**Task objective**
Your output should be the entries below, exact in every detail.

[Source data]
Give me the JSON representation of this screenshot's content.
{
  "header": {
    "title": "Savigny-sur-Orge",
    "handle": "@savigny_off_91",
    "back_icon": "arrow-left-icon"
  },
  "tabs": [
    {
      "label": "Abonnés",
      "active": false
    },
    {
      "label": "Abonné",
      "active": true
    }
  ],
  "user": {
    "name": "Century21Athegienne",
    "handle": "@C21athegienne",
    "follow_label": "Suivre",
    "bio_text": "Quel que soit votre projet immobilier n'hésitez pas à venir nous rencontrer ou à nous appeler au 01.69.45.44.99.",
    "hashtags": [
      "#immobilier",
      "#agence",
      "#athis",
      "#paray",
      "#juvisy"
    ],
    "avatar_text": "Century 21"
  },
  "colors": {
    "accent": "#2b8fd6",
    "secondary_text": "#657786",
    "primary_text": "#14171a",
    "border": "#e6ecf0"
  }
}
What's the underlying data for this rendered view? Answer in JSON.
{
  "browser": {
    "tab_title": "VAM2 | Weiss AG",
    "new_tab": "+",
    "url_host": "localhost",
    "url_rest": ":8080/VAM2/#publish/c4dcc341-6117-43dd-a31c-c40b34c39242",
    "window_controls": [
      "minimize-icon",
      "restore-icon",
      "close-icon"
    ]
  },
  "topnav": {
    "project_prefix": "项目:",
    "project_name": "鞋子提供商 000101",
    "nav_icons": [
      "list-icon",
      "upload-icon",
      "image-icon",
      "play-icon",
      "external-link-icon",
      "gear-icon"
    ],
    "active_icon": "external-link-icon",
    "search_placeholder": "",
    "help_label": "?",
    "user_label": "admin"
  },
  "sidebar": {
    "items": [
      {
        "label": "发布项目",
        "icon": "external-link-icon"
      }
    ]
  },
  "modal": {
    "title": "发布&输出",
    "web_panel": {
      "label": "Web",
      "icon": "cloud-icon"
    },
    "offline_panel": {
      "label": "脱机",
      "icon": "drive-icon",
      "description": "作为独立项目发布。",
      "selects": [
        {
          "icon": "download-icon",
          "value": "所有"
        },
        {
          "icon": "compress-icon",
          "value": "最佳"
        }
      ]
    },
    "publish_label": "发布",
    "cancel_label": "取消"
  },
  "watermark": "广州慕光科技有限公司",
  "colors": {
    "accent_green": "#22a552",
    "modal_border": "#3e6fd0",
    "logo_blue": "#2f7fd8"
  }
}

**Response to this exercise**
Give me the JSON representation of this screenshot's content.
{
  "header": {
    "title": "Savigny-sur-Orge",
    "handle": "@savigny_off_91",
    "back_icon": "arrow-left-icon"
  },
  "tabs": [
    {
      "label": "Abonnés",
      "active": false
    },
    {
      "label": "Abonné",
      "active": true
    }
  ],
  "user": {
    "name": "Century21Athegienne",
    "handle": "@C21athegienne",
    "follow_label": "Suivre",
    "bio_text": "Quel que soit votre projet immobilier n'hésitez pas à venir nous rencontrer ou à nous appeler au 01.69.45.44.99.",
    "hashtags": [
      "#immobilier",
      "#agence",
      "#athis",
      "#paray",
      "#juvisy"
    ],
    "avatar_text": "Century 21"
  },
  "colors": {
    "accent": "#2b8fd6",
    "secondary_text": "#657786",
    "primary_text": "#14171a",
    "border": "#e6ecf0"
  }
}
What's the underlying data for this rendered view? Answer in JSON.
{
  "browser": {
    "tab_title": "VAM2 | Weiss AG",
    "new_tab": "+",
    "url_host": "localhost",
    "url_rest": ":8080/VAM2/#publish/c4dcc341-6117-43dd-a31c-c40b34c39242",
    "window_controls": [
      "minimize-icon",
      "restore-icon",
      "close-icon"
    ]
  },
  "topnav": {
    "project_prefix": "项目:",
    "project_name": "鞋子提供商 000101",
    "nav_icons": [
      "list-icon",
      "upload-icon",
      "image-icon",
      "play-icon",
      "external-link-icon",
      "gear-icon"
    ],
    "active_icon": "external-link-icon",
    "search_placeholder": "",
    "help_label": "?",
    "user_label": "admin"
  },
  "sidebar": {
    "items": [
      {
        "label": "发布项目",
        "icon": "external-link-icon"
      }
    ]
  },
  "modal": {
    "title": "发布&输出",
    "web_panel": {
      "label": "Web",
      "icon": "cloud-icon"
    },
    "offline_panel": {
      "label": "脱机",
      "icon": "drive-icon",
      "description": "作为独立项目发布。",
      "selects": [
        {
          "icon": "download-icon",
          "value": "所有"
        },
        {
          "icon": "compress-icon",
          "value": "最佳"
        }
      ]
    },
    "publish_label": "发布",
    "cancel_label": "取消"
  },
  "watermark": "广州慕光科技有限公司",
  "colors": {
    "accent_green": "#22a552",
    "modal_border": "#3e6fd0",
    "logo_blue": "#2f7fd8"
  }
}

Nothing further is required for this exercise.